*** DATA TO EXAMINE ***

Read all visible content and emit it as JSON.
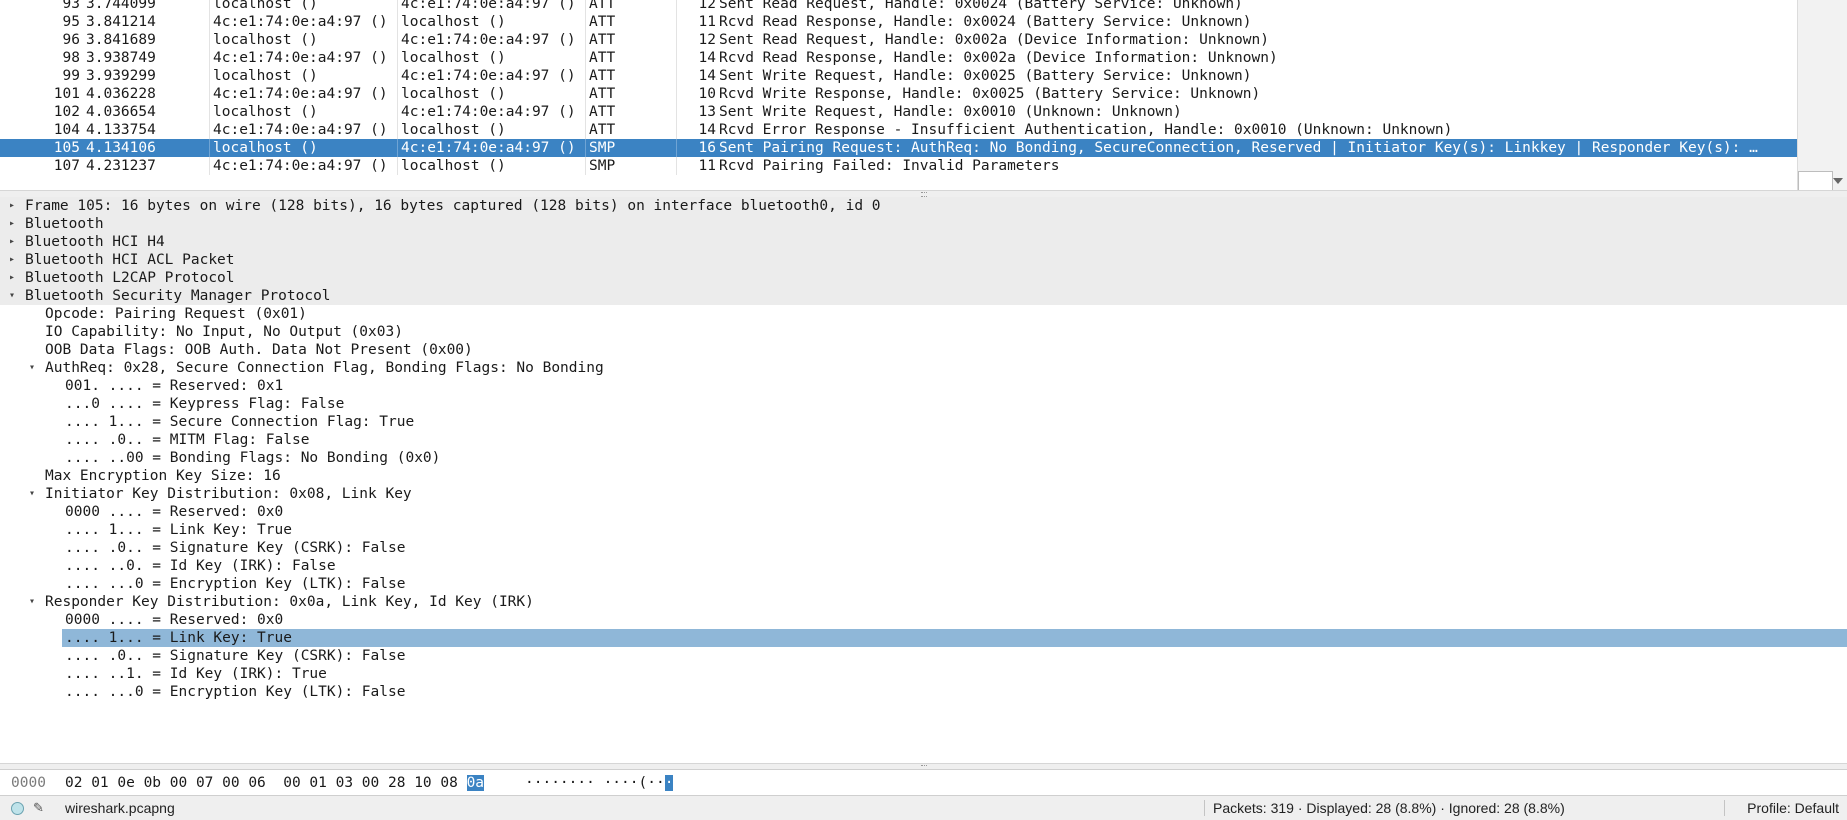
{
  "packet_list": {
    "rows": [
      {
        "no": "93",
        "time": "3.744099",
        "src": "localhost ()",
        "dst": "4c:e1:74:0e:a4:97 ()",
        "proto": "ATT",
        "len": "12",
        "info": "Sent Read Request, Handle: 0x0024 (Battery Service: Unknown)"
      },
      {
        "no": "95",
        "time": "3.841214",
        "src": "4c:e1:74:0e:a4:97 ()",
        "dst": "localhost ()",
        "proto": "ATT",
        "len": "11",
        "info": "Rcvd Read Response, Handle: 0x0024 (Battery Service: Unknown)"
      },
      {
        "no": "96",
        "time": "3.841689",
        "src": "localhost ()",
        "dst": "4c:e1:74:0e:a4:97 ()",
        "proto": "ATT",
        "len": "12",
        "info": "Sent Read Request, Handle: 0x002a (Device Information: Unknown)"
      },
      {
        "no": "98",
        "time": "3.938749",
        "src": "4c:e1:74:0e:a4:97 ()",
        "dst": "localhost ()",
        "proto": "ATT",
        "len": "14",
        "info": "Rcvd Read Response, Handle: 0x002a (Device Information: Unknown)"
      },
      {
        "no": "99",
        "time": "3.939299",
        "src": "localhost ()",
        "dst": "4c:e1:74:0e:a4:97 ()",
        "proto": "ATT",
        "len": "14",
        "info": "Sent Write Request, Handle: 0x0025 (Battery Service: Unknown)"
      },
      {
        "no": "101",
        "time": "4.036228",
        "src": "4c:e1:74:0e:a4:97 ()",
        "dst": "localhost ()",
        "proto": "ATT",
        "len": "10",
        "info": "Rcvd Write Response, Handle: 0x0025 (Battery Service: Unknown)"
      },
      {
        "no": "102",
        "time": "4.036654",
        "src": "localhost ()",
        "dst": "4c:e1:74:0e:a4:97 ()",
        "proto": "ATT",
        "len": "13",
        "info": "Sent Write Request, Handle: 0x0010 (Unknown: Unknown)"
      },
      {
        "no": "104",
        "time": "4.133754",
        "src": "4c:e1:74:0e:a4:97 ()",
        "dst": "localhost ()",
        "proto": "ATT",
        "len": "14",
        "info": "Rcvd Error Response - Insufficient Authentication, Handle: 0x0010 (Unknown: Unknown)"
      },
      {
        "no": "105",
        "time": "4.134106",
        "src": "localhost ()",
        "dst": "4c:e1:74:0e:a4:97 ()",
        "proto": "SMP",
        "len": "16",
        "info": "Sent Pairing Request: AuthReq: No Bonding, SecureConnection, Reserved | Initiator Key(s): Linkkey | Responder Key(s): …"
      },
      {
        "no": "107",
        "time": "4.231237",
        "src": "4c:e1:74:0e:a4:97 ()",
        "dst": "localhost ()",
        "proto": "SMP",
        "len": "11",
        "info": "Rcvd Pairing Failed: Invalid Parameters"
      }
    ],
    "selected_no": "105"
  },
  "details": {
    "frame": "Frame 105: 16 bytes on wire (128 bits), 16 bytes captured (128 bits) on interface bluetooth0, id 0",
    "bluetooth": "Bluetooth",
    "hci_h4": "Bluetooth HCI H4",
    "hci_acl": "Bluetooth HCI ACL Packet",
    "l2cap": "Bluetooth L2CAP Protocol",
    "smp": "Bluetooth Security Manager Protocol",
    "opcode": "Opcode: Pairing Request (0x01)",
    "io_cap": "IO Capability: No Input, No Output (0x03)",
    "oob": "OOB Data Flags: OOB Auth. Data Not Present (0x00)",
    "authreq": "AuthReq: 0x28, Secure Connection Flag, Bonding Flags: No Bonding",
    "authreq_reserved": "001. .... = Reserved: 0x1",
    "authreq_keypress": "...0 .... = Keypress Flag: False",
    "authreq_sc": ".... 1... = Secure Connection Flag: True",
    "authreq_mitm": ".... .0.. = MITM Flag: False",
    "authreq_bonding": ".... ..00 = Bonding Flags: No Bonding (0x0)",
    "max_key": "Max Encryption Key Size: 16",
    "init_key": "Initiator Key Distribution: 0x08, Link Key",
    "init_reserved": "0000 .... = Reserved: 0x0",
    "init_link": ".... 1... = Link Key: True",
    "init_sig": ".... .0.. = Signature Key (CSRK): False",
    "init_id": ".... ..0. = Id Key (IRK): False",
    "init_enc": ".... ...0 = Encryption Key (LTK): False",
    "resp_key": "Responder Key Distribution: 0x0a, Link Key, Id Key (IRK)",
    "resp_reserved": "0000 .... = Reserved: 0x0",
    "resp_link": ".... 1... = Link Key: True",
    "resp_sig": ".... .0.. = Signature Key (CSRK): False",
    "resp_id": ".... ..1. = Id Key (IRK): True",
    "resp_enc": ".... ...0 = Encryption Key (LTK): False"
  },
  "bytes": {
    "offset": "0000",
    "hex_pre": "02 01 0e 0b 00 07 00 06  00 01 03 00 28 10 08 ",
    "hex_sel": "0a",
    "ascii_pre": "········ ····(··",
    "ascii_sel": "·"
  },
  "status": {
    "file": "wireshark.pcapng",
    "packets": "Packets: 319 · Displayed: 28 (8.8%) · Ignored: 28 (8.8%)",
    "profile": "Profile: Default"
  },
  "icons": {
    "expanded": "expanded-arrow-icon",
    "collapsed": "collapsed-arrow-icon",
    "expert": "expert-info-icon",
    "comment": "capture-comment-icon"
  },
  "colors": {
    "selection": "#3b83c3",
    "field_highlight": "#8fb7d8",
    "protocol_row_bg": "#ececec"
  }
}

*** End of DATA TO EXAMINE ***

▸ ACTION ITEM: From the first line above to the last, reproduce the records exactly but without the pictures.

▸ RESPONSE FOR THIS EXERCISE:
Read all visible content and emit it as JSON.
{
  "packet_list": {
    "rows": [
      {
        "no": "93",
        "time": "3.744099",
        "src": "localhost ()",
        "dst": "4c:e1:74:0e:a4:97 ()",
        "proto": "ATT",
        "len": "12",
        "info": "Sent Read Request, Handle: 0x0024 (Battery Service: Unknown)"
      },
      {
        "no": "95",
        "time": "3.841214",
        "src": "4c:e1:74:0e:a4:97 ()",
        "dst": "localhost ()",
        "proto": "ATT",
        "len": "11",
        "info": "Rcvd Read Response, Handle: 0x0024 (Battery Service: Unknown)"
      },
      {
        "no": "96",
        "time": "3.841689",
        "src": "localhost ()",
        "dst": "4c:e1:74:0e:a4:97 ()",
        "proto": "ATT",
        "len": "12",
        "info": "Sent Read Request, Handle: 0x002a (Device Information: Unknown)"
      },
      {
        "no": "98",
        "time": "3.938749",
        "src": "4c:e1:74:0e:a4:97 ()",
        "dst": "localhost ()",
        "proto": "ATT",
        "len": "14",
        "info": "Rcvd Read Response, Handle: 0x002a (Device Information: Unknown)"
      },
      {
        "no": "99",
        "time": "3.939299",
        "src": "localhost ()",
        "dst": "4c:e1:74:0e:a4:97 ()",
        "proto": "ATT",
        "len": "14",
        "info": "Sent Write Request, Handle: 0x0025 (Battery Service: Unknown)"
      },
      {
        "no": "101",
        "time": "4.036228",
        "src": "4c:e1:74:0e:a4:97 ()",
        "dst": "localhost ()",
        "proto": "ATT",
        "len": "10",
        "info": "Rcvd Write Response, Handle: 0x0025 (Battery Service: Unknown)"
      },
      {
        "no": "102",
        "time": "4.036654",
        "src": "localhost ()",
        "dst": "4c:e1:74:0e:a4:97 ()",
        "proto": "ATT",
        "len": "13",
        "info": "Sent Write Request, Handle: 0x0010 (Unknown: Unknown)"
      },
      {
        "no": "104",
        "time": "4.133754",
        "src": "4c:e1:74:0e:a4:97 ()",
        "dst": "localhost ()",
        "proto": "ATT",
        "len": "14",
        "info": "Rcvd Error Response - Insufficient Authentication, Handle: 0x0010 (Unknown: Unknown)"
      },
      {
        "no": "105",
        "time": "4.134106",
        "src": "localhost ()",
        "dst": "4c:e1:74:0e:a4:97 ()",
        "proto": "SMP",
        "len": "16",
        "info": "Sent Pairing Request: AuthReq: No Bonding, SecureConnection, Reserved | Initiator Key(s): Linkkey | Responder Key(s): …"
      },
      {
        "no": "107",
        "time": "4.231237",
        "src": "4c:e1:74:0e:a4:97 ()",
        "dst": "localhost ()",
        "proto": "SMP",
        "len": "11",
        "info": "Rcvd Pairing Failed: Invalid Parameters"
      }
    ],
    "selected_no": "105"
  },
  "details": {
    "frame": "Frame 105: 16 bytes on wire (128 bits), 16 bytes captured (128 bits) on interface bluetooth0, id 0",
    "bluetooth": "Bluetooth",
    "hci_h4": "Bluetooth HCI H4",
    "hci_acl": "Bluetooth HCI ACL Packet",
    "l2cap": "Bluetooth L2CAP Protocol",
    "smp": "Bluetooth Security Manager Protocol",
    "opcode": "Opcode: Pairing Request (0x01)",
    "io_cap": "IO Capability: No Input, No Output (0x03)",
    "oob": "OOB Data Flags: OOB Auth. Data Not Present (0x00)",
    "authreq": "AuthReq: 0x28, Secure Connection Flag, Bonding Flags: No Bonding",
    "authreq_reserved": "001. .... = Reserved: 0x1",
    "authreq_keypress": "...0 .... = Keypress Flag: False",
    "authreq_sc": ".... 1... = Secure Connection Flag: True",
    "authreq_mitm": ".... .0.. = MITM Flag: False",
    "authreq_bonding": ".... ..00 = Bonding Flags: No Bonding (0x0)",
    "max_key": "Max Encryption Key Size: 16",
    "init_key": "Initiator Key Distribution: 0x08, Link Key",
    "init_reserved": "0000 .... = Reserved: 0x0",
    "init_link": ".... 1... = Link Key: True",
    "init_sig": ".... .0.. = Signature Key (CSRK): False",
    "init_id": ".... ..0. = Id Key (IRK): False",
    "init_enc": ".... ...0 = Encryption Key (LTK): False",
    "resp_key": "Responder Key Distribution: 0x0a, Link Key, Id Key (IRK)",
    "resp_reserved": "0000 .... = Reserved: 0x0",
    "resp_link": ".... 1... = Link Key: True",
    "resp_sig": ".... .0.. = Signature Key (CSRK): False",
    "resp_id": ".... ..1. = Id Key (IRK): True",
    "resp_enc": ".... ...0 = Encryption Key (LTK): False"
  },
  "bytes": {
    "offset": "0000",
    "hex_pre": "02 01 0e 0b 00 07 00 06  00 01 03 00 28 10 08 ",
    "hex_sel": "0a",
    "ascii_pre": "········ ····(··",
    "ascii_sel": "·"
  },
  "status": {
    "file": "wireshark.pcapng",
    "packets": "Packets: 319 · Displayed: 28 (8.8%) · Ignored: 28 (8.8%)",
    "profile": "Profile: Default"
  },
  "icons": {
    "expanded": "expanded-arrow-icon",
    "collapsed": "collapsed-arrow-icon",
    "expert": "expert-info-icon",
    "comment": "capture-comment-icon"
  },
  "colors": {
    "selection": "#3b83c3",
    "field_highlight": "#8fb7d8",
    "protocol_row_bg": "#ececec"
  }
}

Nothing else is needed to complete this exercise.